        • Motl R.W.
        • Rosengren K.
        • Morris K.S.
        Measuring disability and function in older women: psychometric properties of the late-life function and disability instrument.
        J Gerontol A Biol Sci Med Sci. 2005; 60: 901-909
        • Denkinger M.D.
        • Igl W.
        • Coll-Planas L.
        • et al.
        Evaluation of the Short Form of the Late-Life Function and Disability Instrument in geriatric inpatients—validity, responsiveness, and sensitivity to change.
        J Am Geriatr Soc. 2009; 57: 309-314
        • Mendiondo M.S.
        • Ashford J.W.
        • Kryscio R.J.
        • Schmitt F.A.
        Designing a Brief Alzheimer Screen (BAS).
        J Alzheimers Dis. 2003; 5: 391-398
        • Groll D.L.
        • To T.
        • Bombardier C.
        • Wright J.G.
        The development of a comorbidity index with physical function as the outcome.
        J Clin Epidemiol. 2005; 58: 595-602

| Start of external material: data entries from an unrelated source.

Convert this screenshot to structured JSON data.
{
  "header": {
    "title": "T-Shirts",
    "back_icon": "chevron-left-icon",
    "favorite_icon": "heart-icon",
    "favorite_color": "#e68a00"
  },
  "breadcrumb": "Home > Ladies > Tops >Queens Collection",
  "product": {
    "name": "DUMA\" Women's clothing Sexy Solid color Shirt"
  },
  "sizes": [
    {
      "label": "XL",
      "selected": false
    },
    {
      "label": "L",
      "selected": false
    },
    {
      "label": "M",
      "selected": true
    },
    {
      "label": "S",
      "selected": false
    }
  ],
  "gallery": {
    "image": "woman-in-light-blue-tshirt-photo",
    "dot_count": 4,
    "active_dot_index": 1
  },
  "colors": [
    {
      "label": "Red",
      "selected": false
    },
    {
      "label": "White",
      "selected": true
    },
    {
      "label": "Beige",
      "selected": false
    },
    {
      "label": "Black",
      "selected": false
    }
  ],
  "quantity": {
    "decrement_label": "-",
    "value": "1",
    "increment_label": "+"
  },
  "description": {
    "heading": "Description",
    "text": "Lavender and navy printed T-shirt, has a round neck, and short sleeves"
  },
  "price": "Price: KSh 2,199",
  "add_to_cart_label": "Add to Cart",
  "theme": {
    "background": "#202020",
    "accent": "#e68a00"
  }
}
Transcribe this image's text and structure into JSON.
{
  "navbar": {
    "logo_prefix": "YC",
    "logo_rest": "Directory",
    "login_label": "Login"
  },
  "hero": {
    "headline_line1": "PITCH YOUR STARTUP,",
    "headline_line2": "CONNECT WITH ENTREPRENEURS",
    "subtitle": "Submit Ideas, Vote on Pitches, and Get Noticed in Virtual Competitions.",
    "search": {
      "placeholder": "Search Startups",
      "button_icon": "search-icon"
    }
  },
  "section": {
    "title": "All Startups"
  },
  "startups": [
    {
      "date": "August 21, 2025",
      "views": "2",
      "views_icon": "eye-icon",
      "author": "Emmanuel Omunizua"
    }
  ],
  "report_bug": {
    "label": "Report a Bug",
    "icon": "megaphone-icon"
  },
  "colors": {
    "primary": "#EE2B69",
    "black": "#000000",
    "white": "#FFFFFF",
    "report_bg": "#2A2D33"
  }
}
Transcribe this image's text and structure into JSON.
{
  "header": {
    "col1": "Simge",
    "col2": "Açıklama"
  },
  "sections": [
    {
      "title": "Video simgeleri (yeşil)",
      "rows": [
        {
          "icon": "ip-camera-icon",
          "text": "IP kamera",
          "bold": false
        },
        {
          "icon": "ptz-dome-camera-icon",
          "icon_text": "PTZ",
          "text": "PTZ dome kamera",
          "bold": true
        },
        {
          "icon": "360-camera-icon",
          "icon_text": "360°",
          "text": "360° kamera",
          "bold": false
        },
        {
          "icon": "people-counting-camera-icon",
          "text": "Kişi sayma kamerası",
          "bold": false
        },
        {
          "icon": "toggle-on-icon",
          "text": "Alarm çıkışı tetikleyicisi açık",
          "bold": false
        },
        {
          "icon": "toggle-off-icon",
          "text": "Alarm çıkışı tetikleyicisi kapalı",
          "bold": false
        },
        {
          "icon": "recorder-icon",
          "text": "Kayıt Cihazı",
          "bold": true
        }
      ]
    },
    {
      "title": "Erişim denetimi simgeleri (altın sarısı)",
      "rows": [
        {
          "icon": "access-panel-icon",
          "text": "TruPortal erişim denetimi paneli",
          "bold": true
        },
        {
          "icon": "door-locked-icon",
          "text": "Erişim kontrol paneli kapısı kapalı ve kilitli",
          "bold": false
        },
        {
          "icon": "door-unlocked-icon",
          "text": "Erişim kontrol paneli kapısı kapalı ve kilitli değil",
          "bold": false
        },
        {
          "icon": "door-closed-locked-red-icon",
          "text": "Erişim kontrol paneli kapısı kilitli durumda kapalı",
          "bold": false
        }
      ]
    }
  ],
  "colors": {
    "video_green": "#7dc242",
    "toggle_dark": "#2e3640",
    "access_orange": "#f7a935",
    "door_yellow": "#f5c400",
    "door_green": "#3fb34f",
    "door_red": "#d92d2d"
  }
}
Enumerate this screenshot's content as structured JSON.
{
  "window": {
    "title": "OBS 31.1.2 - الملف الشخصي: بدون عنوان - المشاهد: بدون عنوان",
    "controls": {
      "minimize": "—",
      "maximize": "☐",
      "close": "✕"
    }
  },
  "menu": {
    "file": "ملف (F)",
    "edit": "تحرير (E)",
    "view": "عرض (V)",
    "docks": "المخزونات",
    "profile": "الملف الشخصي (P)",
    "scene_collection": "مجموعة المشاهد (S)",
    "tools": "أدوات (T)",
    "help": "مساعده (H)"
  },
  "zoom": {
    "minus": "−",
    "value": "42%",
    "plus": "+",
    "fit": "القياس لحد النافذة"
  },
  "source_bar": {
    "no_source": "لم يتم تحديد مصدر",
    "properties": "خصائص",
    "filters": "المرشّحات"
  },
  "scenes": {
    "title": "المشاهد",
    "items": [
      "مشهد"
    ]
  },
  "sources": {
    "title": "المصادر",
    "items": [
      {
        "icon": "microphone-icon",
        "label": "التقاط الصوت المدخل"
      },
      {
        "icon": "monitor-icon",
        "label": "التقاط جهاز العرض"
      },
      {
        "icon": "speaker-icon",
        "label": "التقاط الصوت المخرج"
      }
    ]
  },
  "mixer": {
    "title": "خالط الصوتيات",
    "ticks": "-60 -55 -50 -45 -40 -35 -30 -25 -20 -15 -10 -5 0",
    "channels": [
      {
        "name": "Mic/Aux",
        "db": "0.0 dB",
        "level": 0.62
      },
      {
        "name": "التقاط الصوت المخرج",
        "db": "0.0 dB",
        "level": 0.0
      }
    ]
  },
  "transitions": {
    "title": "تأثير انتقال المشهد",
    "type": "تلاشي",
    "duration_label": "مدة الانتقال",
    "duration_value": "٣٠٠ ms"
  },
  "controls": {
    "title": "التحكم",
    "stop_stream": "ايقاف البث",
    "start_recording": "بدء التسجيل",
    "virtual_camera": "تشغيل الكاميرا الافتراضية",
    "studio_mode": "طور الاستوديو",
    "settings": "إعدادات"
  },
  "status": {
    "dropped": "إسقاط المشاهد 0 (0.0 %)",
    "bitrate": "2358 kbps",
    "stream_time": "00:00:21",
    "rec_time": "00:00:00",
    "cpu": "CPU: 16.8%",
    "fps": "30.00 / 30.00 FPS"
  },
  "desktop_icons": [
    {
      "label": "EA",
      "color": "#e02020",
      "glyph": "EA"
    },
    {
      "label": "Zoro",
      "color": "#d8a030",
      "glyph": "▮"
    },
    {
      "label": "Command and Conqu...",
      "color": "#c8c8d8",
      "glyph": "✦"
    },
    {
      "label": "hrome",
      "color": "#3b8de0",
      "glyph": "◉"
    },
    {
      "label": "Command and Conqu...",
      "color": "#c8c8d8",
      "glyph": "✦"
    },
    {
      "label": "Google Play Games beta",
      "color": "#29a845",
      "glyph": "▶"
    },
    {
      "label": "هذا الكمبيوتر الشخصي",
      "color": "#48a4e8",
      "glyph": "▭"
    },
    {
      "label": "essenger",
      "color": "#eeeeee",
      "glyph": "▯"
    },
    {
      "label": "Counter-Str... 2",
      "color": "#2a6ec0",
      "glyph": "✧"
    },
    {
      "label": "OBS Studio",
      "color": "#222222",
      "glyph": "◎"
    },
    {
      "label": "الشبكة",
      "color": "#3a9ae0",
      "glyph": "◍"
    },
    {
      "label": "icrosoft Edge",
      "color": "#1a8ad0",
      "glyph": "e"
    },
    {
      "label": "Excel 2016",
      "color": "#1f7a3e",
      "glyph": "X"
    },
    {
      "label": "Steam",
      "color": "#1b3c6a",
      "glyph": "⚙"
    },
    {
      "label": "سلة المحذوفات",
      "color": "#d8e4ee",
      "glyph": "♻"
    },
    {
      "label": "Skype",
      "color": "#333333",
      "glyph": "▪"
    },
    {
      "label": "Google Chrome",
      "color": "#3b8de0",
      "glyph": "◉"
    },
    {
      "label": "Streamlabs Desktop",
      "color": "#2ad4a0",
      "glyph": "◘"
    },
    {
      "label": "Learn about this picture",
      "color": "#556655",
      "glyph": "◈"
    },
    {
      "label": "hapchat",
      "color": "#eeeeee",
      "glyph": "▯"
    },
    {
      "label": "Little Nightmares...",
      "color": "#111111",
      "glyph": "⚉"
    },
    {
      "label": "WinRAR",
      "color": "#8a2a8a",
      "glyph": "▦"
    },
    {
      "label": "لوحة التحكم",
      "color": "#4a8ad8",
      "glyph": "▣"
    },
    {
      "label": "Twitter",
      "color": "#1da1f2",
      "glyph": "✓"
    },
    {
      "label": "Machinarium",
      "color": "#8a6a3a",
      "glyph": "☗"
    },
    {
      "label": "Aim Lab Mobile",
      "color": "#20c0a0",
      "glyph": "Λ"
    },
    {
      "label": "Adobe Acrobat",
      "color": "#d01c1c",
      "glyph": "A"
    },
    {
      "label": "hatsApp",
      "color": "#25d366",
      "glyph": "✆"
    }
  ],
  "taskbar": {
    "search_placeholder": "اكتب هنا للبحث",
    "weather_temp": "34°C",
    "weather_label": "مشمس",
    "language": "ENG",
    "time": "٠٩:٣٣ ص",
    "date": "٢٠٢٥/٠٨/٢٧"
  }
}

        • Washburn R.A.
        • McAuley E.
        • Katula J.
        • Mihalko S.L.
        • Boileau R.A.
        The Physical Activity Scale for the Elderly (PASE): evidence for validity.
        J Clin Epidemiol. 1999; 52: 643-651
        • Liang M.H.
        Evaluating measurement responsiveness.
        J Rheumatol. 1995; 22: 1191-1192
        • Wissler C.
        The Spearman correlation formula.
        Science. 1905; 22: 309-311
        • Trochim W.
        • Donnelly J.P.
        The research methods knowledge base.
        3rd ed. Atomic Dog Publishers, Cincinnatti2006
        • Yardley L.
        • Beyer N.
        • Hauer K.
        • et al.
        Development and initial validation of the Falls Efficacy Scale-International (FES-I).
        Age Ageing. 2005; 34: 614-619
        • Cohen J.
        A power primer.
        Psychol Bull. 1992; 112: 155-159
        • Trögner J.
        • Tümena T.
        • Schramm A.
        • Heinrich R.
        • Sieber C.
        [Geriatrics in Bavaria-Database (GiB-DAT): basic data analysis of geriatric rehabilitation in Bavaria and analysis of inter-clinic variability (part II)].
        Z Gerontol Geriatr. 2006; 39: 134-142
        • Forsén L.
        • Loland N.W.
        • Vuillemin A.
        • et al.
        Self-administered physical activity questionnaires for the elderly: a systematic review of measurement properties.
        Sports Med. 2010; 40: 601-623
        • Stucki G.
        • Cieza A.
        • Ewert T.
        • et al.
        Application of the International Classification of Functioning, Disability and Health (ICF) in clinical practice.
        Disabil Rehabil. 2002; 24: 281-282
        • World Health Organization
        International Classification of Functioning, Disability and Health.
        World Health Organization, Geneva2001
        • Greaves C.J.
        • Farbus L.
        Effects of creative and social activity on the health and well-being of socially isolated older people: outcomes from a multi-method observational study.
        J R Soc Health. 2006; 126: 134-142